TASK MATERIAL Start Marker

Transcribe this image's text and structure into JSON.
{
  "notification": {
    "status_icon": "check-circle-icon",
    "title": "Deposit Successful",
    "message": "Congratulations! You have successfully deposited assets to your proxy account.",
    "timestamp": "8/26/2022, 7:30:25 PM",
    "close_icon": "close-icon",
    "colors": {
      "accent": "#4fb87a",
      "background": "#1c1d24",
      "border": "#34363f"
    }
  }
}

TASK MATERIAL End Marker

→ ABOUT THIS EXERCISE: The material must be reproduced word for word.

→ RESULT OF THIS TASK:
Transcribe this image's text and structure into JSON.
{
  "notification": {
    "status_icon": "check-circle-icon",
    "title": "Deposit Successful",
    "message": "Congratulations! You have successfully deposited assets to your proxy account.",
    "timestamp": "8/26/2022, 7:30:25 PM",
    "close_icon": "close-icon",
    "colors": {
      "accent": "#4fb87a",
      "background": "#1c1d24",
      "border": "#34363f"
    }
  }
}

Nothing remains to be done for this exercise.